Task item:
Every record below should be retyped exactly, and no picture should appear in the copy.

Input:
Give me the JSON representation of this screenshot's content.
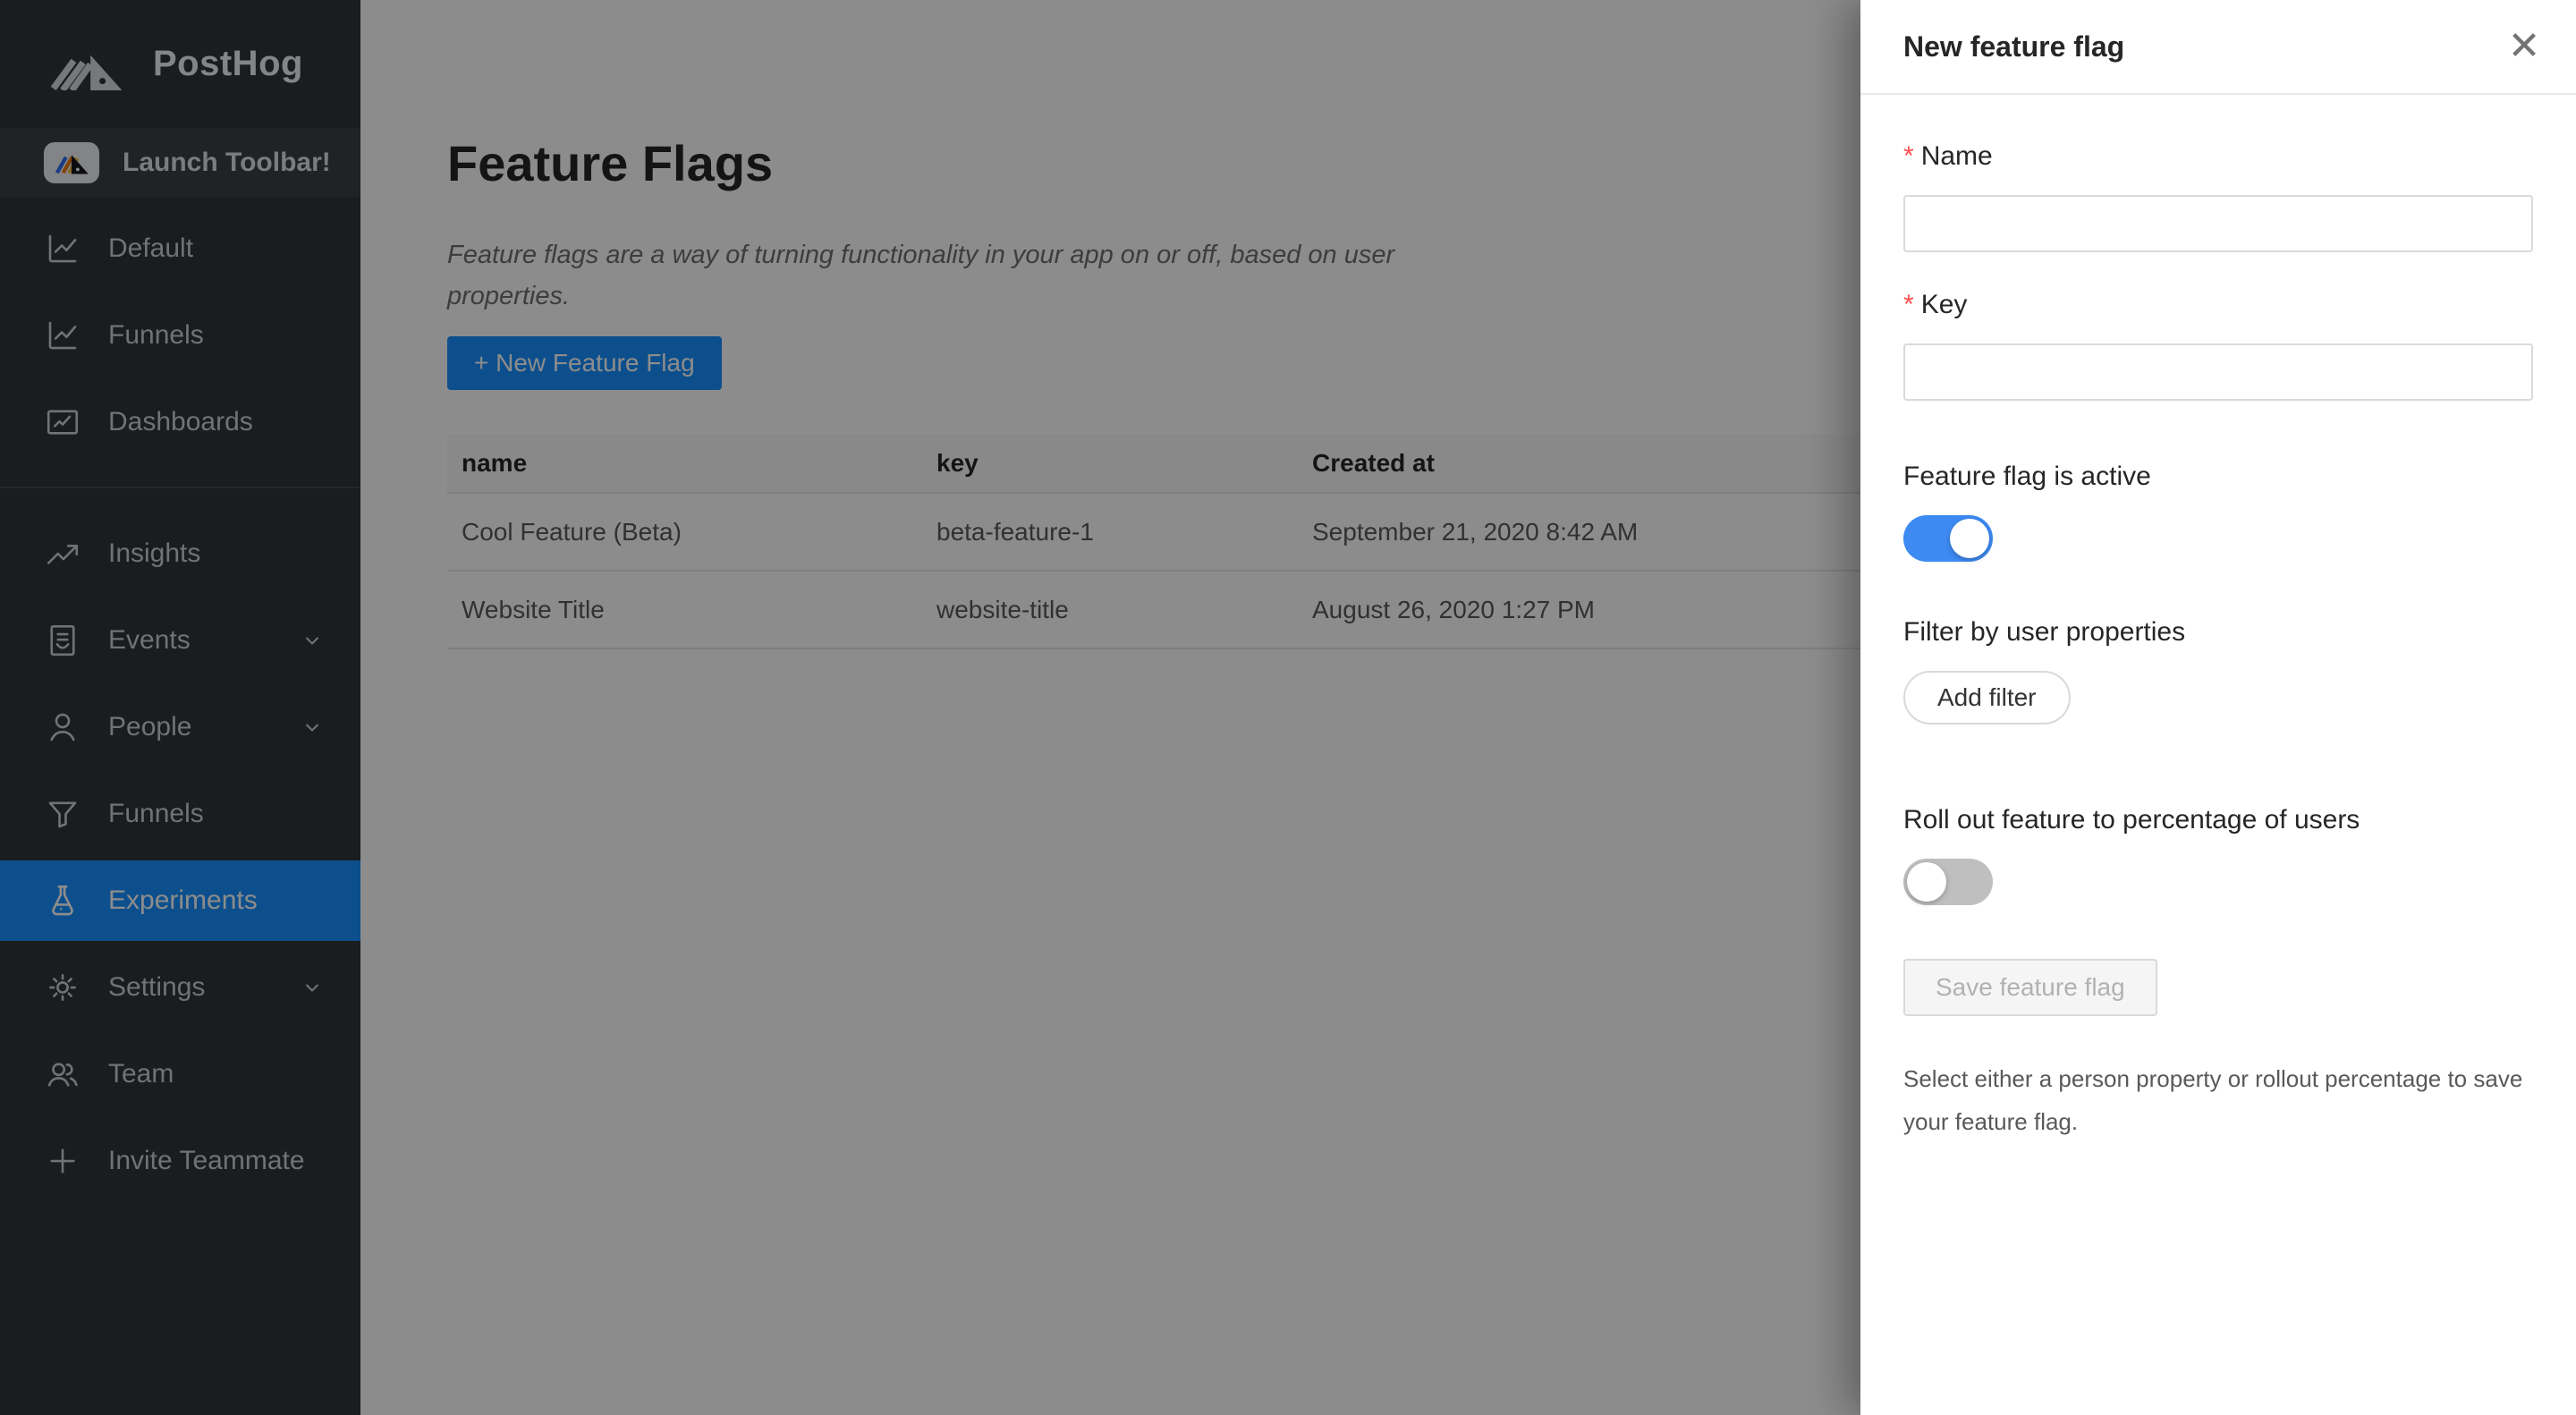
{
  "app": {
    "title": "PostHog"
  },
  "colors": {
    "accent_blue": "#1890ff",
    "switch_on_blue": "#3d8af2",
    "switch_off_gray": "#bfbfbf",
    "required_red": "#ff4d4f",
    "sidebar_bg": "#30333a",
    "mask": "rgba(0,0,0,0.45)"
  },
  "sidebar": {
    "logo_text": "PostHog",
    "launch_toolbar_label": "Launch Toolbar!",
    "items": [
      {
        "label": "Default",
        "icon": "line-chart-icon",
        "selected": false,
        "expandable": false
      },
      {
        "label": "Funnels",
        "icon": "line-chart-icon",
        "selected": false,
        "expandable": false
      },
      {
        "label": "Dashboards",
        "icon": "fund-chart-icon",
        "selected": false,
        "expandable": false
      },
      {
        "label": "Insights",
        "icon": "trend-up-icon",
        "selected": false,
        "expandable": false
      },
      {
        "label": "Events",
        "icon": "events-doc-icon",
        "selected": false,
        "expandable": true
      },
      {
        "label": "People",
        "icon": "person-icon",
        "selected": false,
        "expandable": true
      },
      {
        "label": "Funnels",
        "icon": "funnel-icon",
        "selected": false,
        "expandable": false
      },
      {
        "label": "Experiments",
        "icon": "flask-icon",
        "selected": true,
        "expandable": false
      },
      {
        "label": "Settings",
        "icon": "gear-icon",
        "selected": false,
        "expandable": true
      },
      {
        "label": "Team",
        "icon": "team-icon",
        "selected": false,
        "expandable": false
      },
      {
        "label": "Invite Teammate",
        "icon": "plus-icon",
        "selected": false,
        "expandable": false
      }
    ]
  },
  "main": {
    "title": "Feature Flags",
    "description": "Feature flags are a way of turning functionality in your app on or off, based on user properties.",
    "new_flag_button": "+ New Feature Flag",
    "table": {
      "columns": [
        "name",
        "key",
        "Created at"
      ],
      "rows": [
        {
          "name": "Cool Feature (Beta)",
          "key": "beta-feature-1",
          "created_at": "September 21, 2020 8:42 AM"
        },
        {
          "name": "Website Title",
          "key": "website-title",
          "created_at": "August 26, 2020 1:27 PM"
        }
      ]
    }
  },
  "drawer": {
    "title": "New feature flag",
    "close_icon": "✕",
    "name_field": {
      "label": "Name",
      "required": true,
      "value": ""
    },
    "key_field": {
      "label": "Key",
      "required": true,
      "value": ""
    },
    "active_section": {
      "label": "Feature flag is active",
      "toggle_on": true
    },
    "filter_section": {
      "label": "Filter by user properties",
      "button_label": "Add filter"
    },
    "rollout_section": {
      "label": "Roll out feature to percentage of users",
      "toggle_on": false
    },
    "save_button_label": "Save feature flag",
    "help_text": "Select either a person property or rollout percentage to save your feature flag."
  }
}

Written answer:
Give me the JSON representation of this screenshot's content.
{
  "app": {
    "title": "PostHog"
  },
  "colors": {
    "accent_blue": "#1890ff",
    "switch_on_blue": "#3d8af2",
    "switch_off_gray": "#bfbfbf",
    "required_red": "#ff4d4f",
    "sidebar_bg": "#30333a",
    "mask": "rgba(0,0,0,0.45)"
  },
  "sidebar": {
    "logo_text": "PostHog",
    "launch_toolbar_label": "Launch Toolbar!",
    "items": [
      {
        "label": "Default",
        "icon": "line-chart-icon",
        "selected": false,
        "expandable": false
      },
      {
        "label": "Funnels",
        "icon": "line-chart-icon",
        "selected": false,
        "expandable": false
      },
      {
        "label": "Dashboards",
        "icon": "fund-chart-icon",
        "selected": false,
        "expandable": false
      },
      {
        "label": "Insights",
        "icon": "trend-up-icon",
        "selected": false,
        "expandable": false
      },
      {
        "label": "Events",
        "icon": "events-doc-icon",
        "selected": false,
        "expandable": true
      },
      {
        "label": "People",
        "icon": "person-icon",
        "selected": false,
        "expandable": true
      },
      {
        "label": "Funnels",
        "icon": "funnel-icon",
        "selected": false,
        "expandable": false
      },
      {
        "label": "Experiments",
        "icon": "flask-icon",
        "selected": true,
        "expandable": false
      },
      {
        "label": "Settings",
        "icon": "gear-icon",
        "selected": false,
        "expandable": true
      },
      {
        "label": "Team",
        "icon": "team-icon",
        "selected": false,
        "expandable": false
      },
      {
        "label": "Invite Teammate",
        "icon": "plus-icon",
        "selected": false,
        "expandable": false
      }
    ]
  },
  "main": {
    "title": "Feature Flags",
    "description": "Feature flags are a way of turning functionality in your app on or off, based on user properties.",
    "new_flag_button": "+ New Feature Flag",
    "table": {
      "columns": [
        "name",
        "key",
        "Created at"
      ],
      "rows": [
        {
          "name": "Cool Feature (Beta)",
          "key": "beta-feature-1",
          "created_at": "September 21, 2020 8:42 AM"
        },
        {
          "name": "Website Title",
          "key": "website-title",
          "created_at": "August 26, 2020 1:27 PM"
        }
      ]
    }
  },
  "drawer": {
    "title": "New feature flag",
    "close_icon": "✕",
    "name_field": {
      "label": "Name",
      "required": true,
      "value": ""
    },
    "key_field": {
      "label": "Key",
      "required": true,
      "value": ""
    },
    "active_section": {
      "label": "Feature flag is active",
      "toggle_on": true
    },
    "filter_section": {
      "label": "Filter by user properties",
      "button_label": "Add filter"
    },
    "rollout_section": {
      "label": "Roll out feature to percentage of users",
      "toggle_on": false
    },
    "save_button_label": "Save feature flag",
    "help_text": "Select either a person property or rollout percentage to save your feature flag."
  }
}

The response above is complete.